James and John Stuart Mill
Father and Son in the Nineteenth CenturyBook - 1975
The story of James and John Stuart Mill is one of the great dramas of the 19thcentury. In the tense yet loving struggle of this extraordinarily influential father and son, we can see the genesis of evolution of Liberal ideas-about love, sex, and women, wealth and work, authority and rebellion-which ushered in the modern age. The result of more than a decade of research and reflection, this is a study of the relationship between James Mill, the self-made utilitarian philosopher who tried (with only partial success) to shape his son in his own image.
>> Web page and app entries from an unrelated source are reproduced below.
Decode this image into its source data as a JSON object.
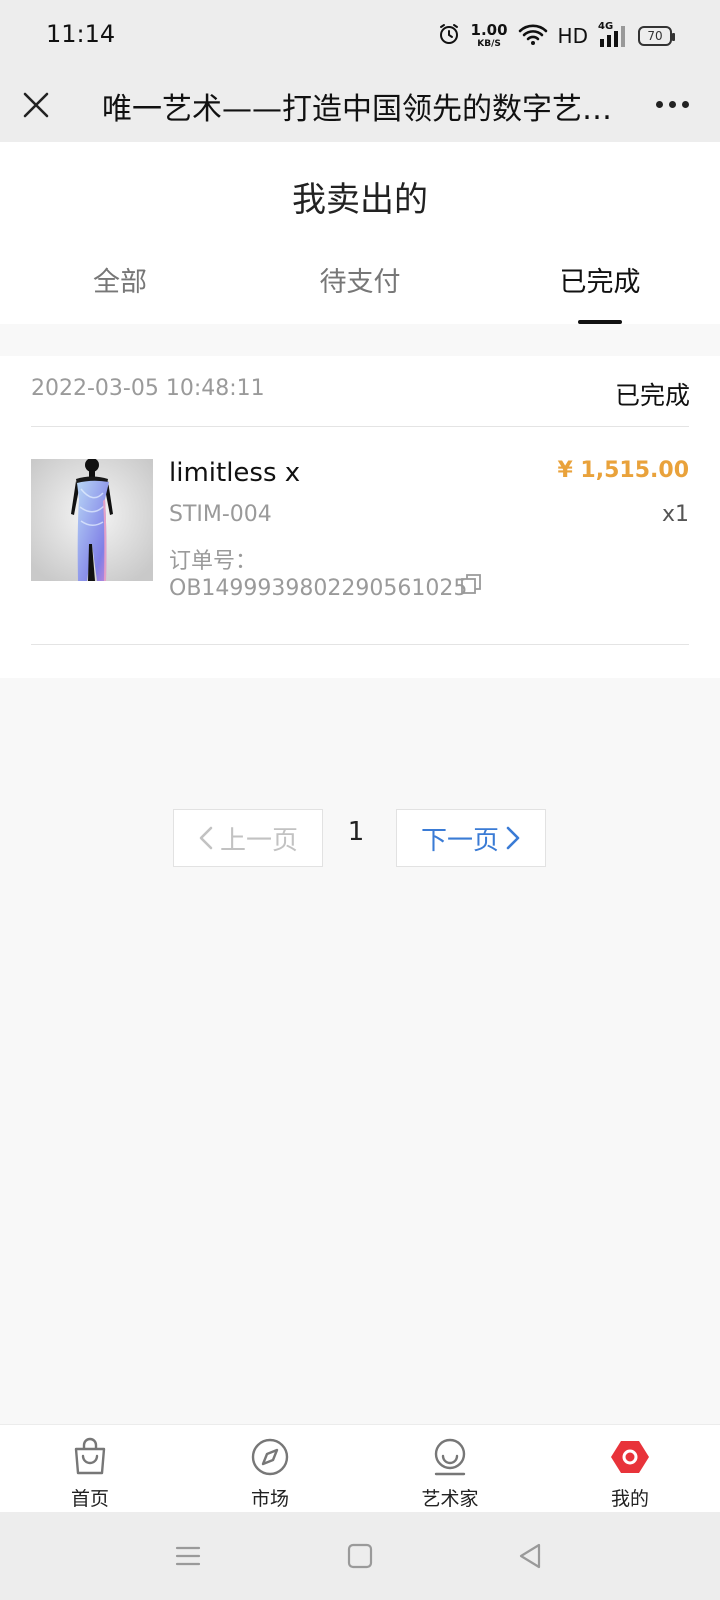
{
  "status_bar": {
    "time": "11:14",
    "net_speed_value": "1.00",
    "net_speed_unit": "KB/S",
    "hd_label": "HD",
    "signal_label": "4G",
    "battery_level": "70",
    "icons": [
      "alarm-icon",
      "wifi-icon",
      "signal-icon",
      "battery-icon"
    ]
  },
  "title_bar": {
    "title": "唯一艺术——打造中国领先的数字艺…",
    "icons": [
      "close-icon",
      "more-icon"
    ]
  },
  "page": {
    "title": "我卖出的",
    "tabs": [
      {
        "label": "全部",
        "active": false
      },
      {
        "label": "待支付",
        "active": false
      },
      {
        "label": "已完成",
        "active": true
      }
    ]
  },
  "order": {
    "date": "2022-03-05 10:48:11",
    "status": "已完成",
    "product_name": "limitless x",
    "sku": "STIM-004",
    "order_no_label": "订单号：",
    "order_no": "OB1499939802290561025",
    "price": "¥ 1,515.00",
    "quantity": "x1"
  },
  "pagination": {
    "prev_label": "上一页",
    "current_page": "1",
    "next_label": "下一页"
  },
  "tabbar": {
    "items": [
      {
        "label": "首页",
        "icon": "shopping-bag-icon"
      },
      {
        "label": "市场",
        "icon": "compass-icon"
      },
      {
        "label": "艺术家",
        "icon": "artist-icon"
      },
      {
        "label": "我的",
        "icon": "profile-icon",
        "active": true
      }
    ]
  },
  "colors": {
    "accent": "#3a7bd5",
    "price": "#e9a23b",
    "active_tab_icon": "#e8333a",
    "chrome_bg": "#ededed",
    "page_bg": "#f8f8f8"
  }
}
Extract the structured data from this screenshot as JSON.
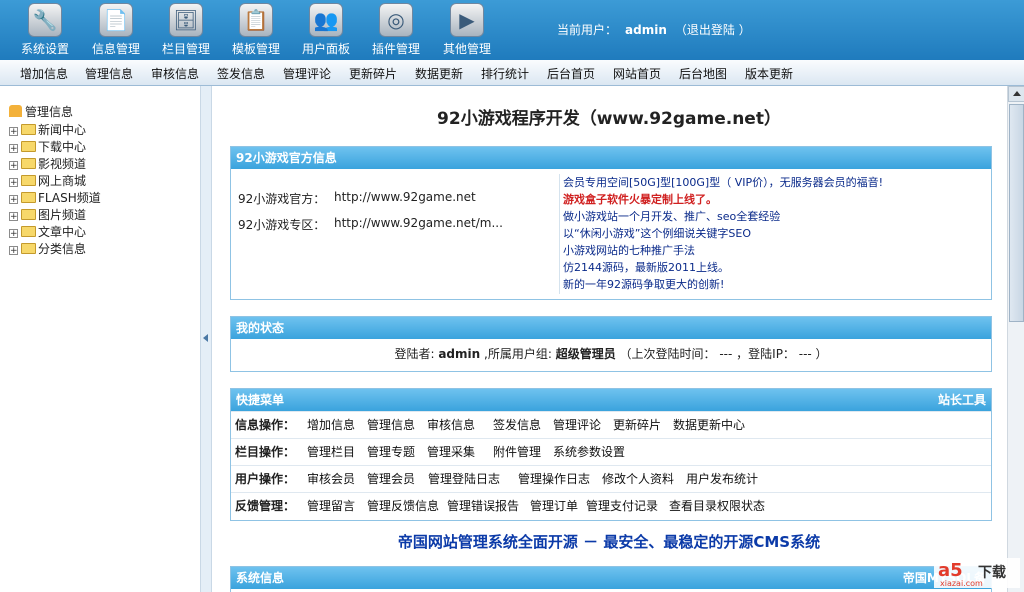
{
  "toolbar": [
    {
      "label": "系统设置",
      "icon": "wrench-icon",
      "glyph": "🔧"
    },
    {
      "label": "信息管理",
      "icon": "documents-icon",
      "glyph": "📄"
    },
    {
      "label": "栏目管理",
      "icon": "cabinet-icon",
      "glyph": "🗄"
    },
    {
      "label": "模板管理",
      "icon": "template-icon",
      "glyph": "📋"
    },
    {
      "label": "用户面板",
      "icon": "users-icon",
      "glyph": "👥"
    },
    {
      "label": "插件管理",
      "icon": "lifebuoy-icon",
      "glyph": "◎"
    },
    {
      "label": "其他管理",
      "icon": "play-icon",
      "glyph": "▶"
    }
  ],
  "user": {
    "prefix": "当前用户：",
    "name": "admin",
    "logout": "（退出登陆 ）"
  },
  "menu": [
    "增加信息",
    "管理信息",
    "审核信息",
    "签发信息",
    "管理评论",
    "更新碎片",
    "数据更新",
    "排行统计",
    "后台首页",
    "网站首页",
    "后台地图",
    "版本更新"
  ],
  "tree": {
    "root": "管理信息",
    "nodes": [
      "新闻中心",
      "下载中心",
      "影视频道",
      "网上商城",
      "FLASH频道",
      "图片频道",
      "文章中心",
      "分类信息"
    ]
  },
  "main": {
    "title": "92小游戏程序开发（www.92game.net）",
    "official": {
      "header": "92小游戏官方信息",
      "site_label": "92小游戏官方：",
      "site_url": "http://www.92game.net",
      "zone_label": "92小游戏专区：",
      "zone_url": "http://www.92game.net/m...",
      "news": [
        "会员专用空间[50G]型[100G]型（ VIP价），无服务器会员的福音!",
        "游戏盒子软件火暴定制上线了。",
        "做小游戏站一个月开发、推广、seo全套经验",
        "以“休闲小游戏”这个例细说关键字SEO",
        "小游戏网站的七种推广手法",
        "仿2144源码，最新版2011上线。",
        "新的一年92源码争取更大的创新!"
      ]
    },
    "status": {
      "header": "我的状态",
      "login_label": "登陆者:",
      "login_name": "admin",
      "group_label": ",所属用户组:",
      "group_name": "超级管理员",
      "last": "（上次登陆时间： --- ，登陆IP： --- ）"
    },
    "quick": {
      "header": "快捷菜单",
      "right": "站长工具",
      "rows": [
        {
          "label": "信息操作：",
          "items": [
            "增加信息",
            "管理信息",
            "审核信息",
            "签发信息",
            "管理评论",
            "更新碎片",
            "数据更新中心"
          ]
        },
        {
          "label": "栏目操作：",
          "items": [
            "管理栏目",
            "管理专题",
            "管理采集",
            "附件管理",
            "系统参数设置"
          ]
        },
        {
          "label": "用户操作：",
          "items": [
            "审核会员",
            "管理会员",
            "管理登陆日志",
            "管理操作日志",
            "修改个人资料",
            "用户发布统计"
          ]
        },
        {
          "label": "反馈管理：",
          "items": [
            "管理留言",
            "管理反馈信息",
            "管理错误报告",
            "管理订单",
            "管理支付记录",
            "查看目录权限状态"
          ]
        }
      ]
    },
    "slogan": "帝国网站管理系统全面开源 － 最安全、最稳定的开源CMS系统",
    "sysinfo": {
      "header": "系统信息",
      "right": "帝国MYSQL备"
    }
  },
  "watermark": {
    "logo": "a5",
    "text": "下载",
    "url": "xiazai.com"
  }
}
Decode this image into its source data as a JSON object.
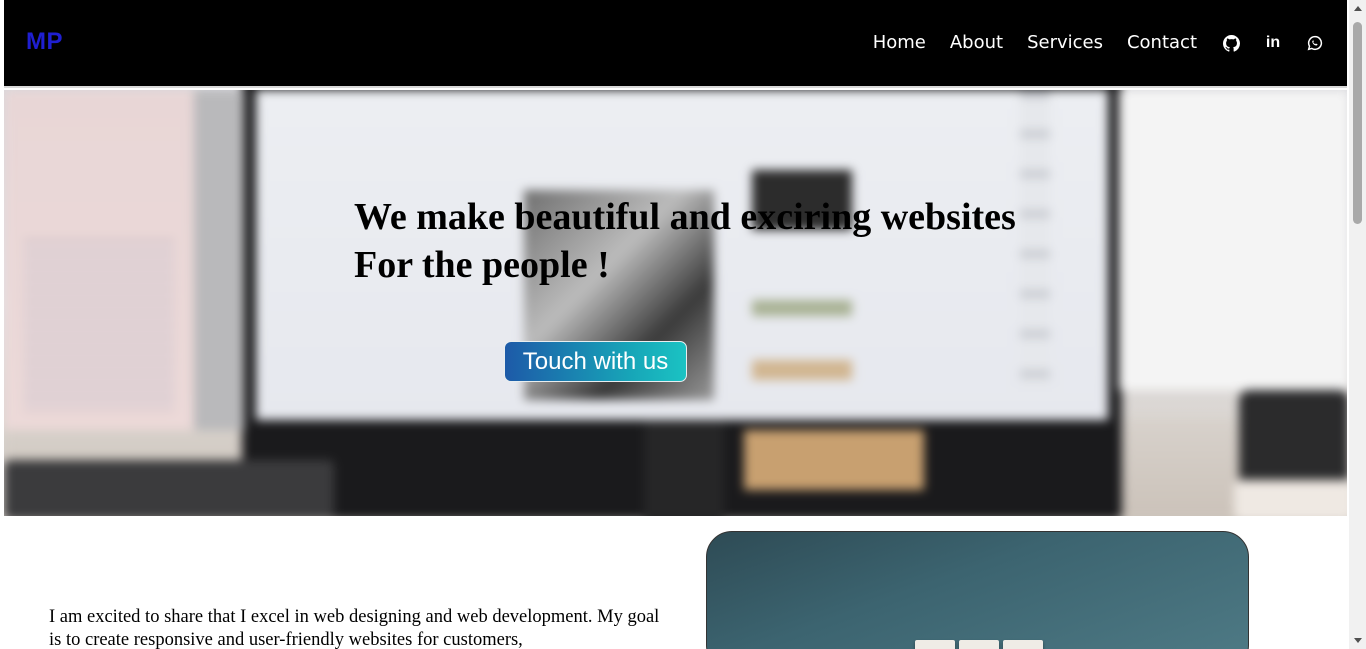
{
  "navbar": {
    "logo": "MP",
    "links": [
      "Home",
      "About",
      "Services",
      "Contact"
    ],
    "icons": [
      "github-icon",
      "linkedin-icon",
      "whatsapp-icon"
    ],
    "linkedin_glyph": "in"
  },
  "hero": {
    "title": "We make beautiful and exciring websites\nFor the people !",
    "cta_label": "Touch with us"
  },
  "about": {
    "text": "I am excited to share that I excel in web designing and web development. My goal is to create responsive and user-friendly websites for customers,"
  },
  "colors": {
    "logo": "#1f1fd1",
    "navbar_bg": "#000000",
    "cta_gradient_start": "#1d5aa8",
    "cta_gradient_end": "#1bc3c3"
  }
}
Mazlish integrates psychology and intellectual history as part of his larger and continuing effort to spur deeper understanding of the character, limitations, and possibilities of the social sciences.
John Stuart Mill's rebellion against a joyless, loveless upbringing, one in strict accordance with the principles of Utilitarianism, was rooted ina powerful Oedipal struggle against his father's authority. Mazlish describes this rebellion as playing an important role in the genesis of classical nineteenth century liberalism. Behind this intellectual development were the women in Mills' life: Harriet the mother, never mentioned by her son in his autobiography, and Harriet Taylor, with whom Mill lived in a scandalous, if chaste, mEnage a trois. It was this long relationship which informed his famous essay "The Subjection of Women," one of the most eloquent feminist statements ever written. A work of brilliant historical research and psychological insights, James and John Stuart Mill shows how the nineteenth-century struggle of fathers and sons shaped the social transformation of society.